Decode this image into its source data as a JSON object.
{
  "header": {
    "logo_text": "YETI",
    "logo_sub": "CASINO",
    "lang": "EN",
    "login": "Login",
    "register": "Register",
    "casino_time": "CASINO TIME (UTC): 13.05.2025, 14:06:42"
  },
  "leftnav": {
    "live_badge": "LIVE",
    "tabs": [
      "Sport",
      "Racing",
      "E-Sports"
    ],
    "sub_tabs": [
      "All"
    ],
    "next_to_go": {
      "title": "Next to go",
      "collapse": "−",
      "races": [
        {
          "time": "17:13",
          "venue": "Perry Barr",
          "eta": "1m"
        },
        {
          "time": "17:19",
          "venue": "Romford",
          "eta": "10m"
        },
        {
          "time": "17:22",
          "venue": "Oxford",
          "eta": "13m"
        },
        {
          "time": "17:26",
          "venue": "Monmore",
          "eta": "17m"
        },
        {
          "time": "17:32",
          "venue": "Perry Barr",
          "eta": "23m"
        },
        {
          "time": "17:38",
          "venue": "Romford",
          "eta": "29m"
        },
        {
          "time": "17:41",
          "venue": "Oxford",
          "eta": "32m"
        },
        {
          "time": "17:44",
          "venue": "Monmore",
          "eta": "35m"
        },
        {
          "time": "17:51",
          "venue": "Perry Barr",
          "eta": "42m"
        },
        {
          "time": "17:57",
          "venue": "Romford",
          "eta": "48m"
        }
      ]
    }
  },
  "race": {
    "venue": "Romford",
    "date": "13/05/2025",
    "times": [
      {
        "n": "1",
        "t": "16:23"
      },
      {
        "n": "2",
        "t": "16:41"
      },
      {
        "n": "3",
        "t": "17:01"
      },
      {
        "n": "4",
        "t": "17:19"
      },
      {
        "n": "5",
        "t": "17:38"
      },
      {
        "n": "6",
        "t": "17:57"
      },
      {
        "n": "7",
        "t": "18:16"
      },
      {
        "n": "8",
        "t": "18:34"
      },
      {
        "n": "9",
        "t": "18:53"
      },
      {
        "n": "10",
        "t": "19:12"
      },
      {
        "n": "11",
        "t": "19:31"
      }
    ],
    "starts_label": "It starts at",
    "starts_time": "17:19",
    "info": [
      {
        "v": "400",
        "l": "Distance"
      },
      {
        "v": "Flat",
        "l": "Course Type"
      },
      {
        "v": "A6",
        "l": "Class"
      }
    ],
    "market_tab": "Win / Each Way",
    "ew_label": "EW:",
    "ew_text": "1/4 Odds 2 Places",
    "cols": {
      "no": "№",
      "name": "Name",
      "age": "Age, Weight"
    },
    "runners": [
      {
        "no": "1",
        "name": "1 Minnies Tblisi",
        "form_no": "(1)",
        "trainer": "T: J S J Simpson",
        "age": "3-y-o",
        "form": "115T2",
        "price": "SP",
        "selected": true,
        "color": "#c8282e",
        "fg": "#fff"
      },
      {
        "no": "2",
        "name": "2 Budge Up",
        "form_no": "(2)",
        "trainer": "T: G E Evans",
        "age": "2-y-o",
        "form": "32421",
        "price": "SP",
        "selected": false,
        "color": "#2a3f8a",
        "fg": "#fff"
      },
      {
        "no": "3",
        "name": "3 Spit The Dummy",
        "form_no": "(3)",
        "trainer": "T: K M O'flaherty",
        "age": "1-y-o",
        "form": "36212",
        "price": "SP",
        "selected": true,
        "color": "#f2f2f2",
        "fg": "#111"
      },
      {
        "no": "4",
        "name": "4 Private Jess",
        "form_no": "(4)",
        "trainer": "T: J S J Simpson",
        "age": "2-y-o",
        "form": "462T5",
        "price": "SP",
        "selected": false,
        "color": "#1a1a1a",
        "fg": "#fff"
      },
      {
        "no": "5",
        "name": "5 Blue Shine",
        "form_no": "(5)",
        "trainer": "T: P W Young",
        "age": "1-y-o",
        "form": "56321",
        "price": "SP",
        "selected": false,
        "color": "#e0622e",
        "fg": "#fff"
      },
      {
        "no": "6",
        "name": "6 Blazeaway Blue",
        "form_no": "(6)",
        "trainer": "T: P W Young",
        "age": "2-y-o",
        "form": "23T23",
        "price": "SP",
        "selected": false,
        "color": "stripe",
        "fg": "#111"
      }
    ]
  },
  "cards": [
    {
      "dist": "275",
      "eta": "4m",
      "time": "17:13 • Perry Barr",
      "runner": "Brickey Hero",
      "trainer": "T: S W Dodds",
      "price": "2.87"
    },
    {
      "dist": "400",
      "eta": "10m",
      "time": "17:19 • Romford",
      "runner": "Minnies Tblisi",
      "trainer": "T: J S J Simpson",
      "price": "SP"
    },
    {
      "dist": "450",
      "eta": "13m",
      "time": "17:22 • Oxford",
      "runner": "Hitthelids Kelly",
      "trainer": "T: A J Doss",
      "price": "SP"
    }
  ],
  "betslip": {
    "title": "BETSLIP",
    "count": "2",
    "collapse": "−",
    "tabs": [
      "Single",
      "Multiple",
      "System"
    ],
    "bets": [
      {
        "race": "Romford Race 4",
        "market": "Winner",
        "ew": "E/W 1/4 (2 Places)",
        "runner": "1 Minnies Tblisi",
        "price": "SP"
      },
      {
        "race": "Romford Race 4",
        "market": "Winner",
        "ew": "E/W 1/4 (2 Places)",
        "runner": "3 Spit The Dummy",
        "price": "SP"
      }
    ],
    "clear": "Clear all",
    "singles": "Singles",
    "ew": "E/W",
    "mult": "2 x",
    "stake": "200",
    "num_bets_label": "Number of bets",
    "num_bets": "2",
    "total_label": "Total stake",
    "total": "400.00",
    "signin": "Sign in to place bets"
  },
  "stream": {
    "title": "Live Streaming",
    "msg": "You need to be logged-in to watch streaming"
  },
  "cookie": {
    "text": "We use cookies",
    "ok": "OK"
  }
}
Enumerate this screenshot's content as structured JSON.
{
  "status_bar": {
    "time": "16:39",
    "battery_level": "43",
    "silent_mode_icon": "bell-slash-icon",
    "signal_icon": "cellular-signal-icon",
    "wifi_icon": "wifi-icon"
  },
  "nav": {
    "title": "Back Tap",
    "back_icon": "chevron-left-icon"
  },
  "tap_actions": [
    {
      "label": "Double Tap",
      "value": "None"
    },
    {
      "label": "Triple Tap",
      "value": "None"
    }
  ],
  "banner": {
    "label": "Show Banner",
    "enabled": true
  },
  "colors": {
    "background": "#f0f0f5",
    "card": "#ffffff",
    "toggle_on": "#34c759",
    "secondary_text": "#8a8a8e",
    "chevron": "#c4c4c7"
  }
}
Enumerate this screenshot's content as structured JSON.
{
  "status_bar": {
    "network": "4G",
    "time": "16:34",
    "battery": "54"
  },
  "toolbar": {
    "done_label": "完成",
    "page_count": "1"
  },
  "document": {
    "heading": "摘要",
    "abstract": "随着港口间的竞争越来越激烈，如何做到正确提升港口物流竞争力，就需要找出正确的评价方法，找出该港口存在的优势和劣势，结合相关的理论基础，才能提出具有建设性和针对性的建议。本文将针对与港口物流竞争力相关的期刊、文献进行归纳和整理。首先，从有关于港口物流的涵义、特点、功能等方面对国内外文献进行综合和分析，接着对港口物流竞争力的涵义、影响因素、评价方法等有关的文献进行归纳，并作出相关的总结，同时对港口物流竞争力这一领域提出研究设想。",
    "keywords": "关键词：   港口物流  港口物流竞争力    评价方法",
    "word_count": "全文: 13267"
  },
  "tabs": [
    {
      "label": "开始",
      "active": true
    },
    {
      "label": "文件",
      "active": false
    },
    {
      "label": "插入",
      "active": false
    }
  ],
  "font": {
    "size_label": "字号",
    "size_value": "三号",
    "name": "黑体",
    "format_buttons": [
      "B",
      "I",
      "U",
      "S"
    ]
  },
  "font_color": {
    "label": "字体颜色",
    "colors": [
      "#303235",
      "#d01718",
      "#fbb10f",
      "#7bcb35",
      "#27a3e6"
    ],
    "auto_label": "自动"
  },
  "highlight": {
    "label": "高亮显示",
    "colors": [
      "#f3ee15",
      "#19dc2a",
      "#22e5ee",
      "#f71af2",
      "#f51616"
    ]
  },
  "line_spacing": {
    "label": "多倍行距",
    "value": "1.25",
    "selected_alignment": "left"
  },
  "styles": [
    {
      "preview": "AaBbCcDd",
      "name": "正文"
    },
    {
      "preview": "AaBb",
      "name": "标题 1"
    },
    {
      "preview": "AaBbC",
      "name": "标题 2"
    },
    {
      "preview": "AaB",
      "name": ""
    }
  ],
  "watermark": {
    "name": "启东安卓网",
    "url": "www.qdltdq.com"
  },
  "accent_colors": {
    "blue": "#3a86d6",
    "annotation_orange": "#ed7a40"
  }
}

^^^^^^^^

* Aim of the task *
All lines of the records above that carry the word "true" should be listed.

* Response for this exercise *
        "selected": true,
        "selected": true,
    "enabled": true
      "active": true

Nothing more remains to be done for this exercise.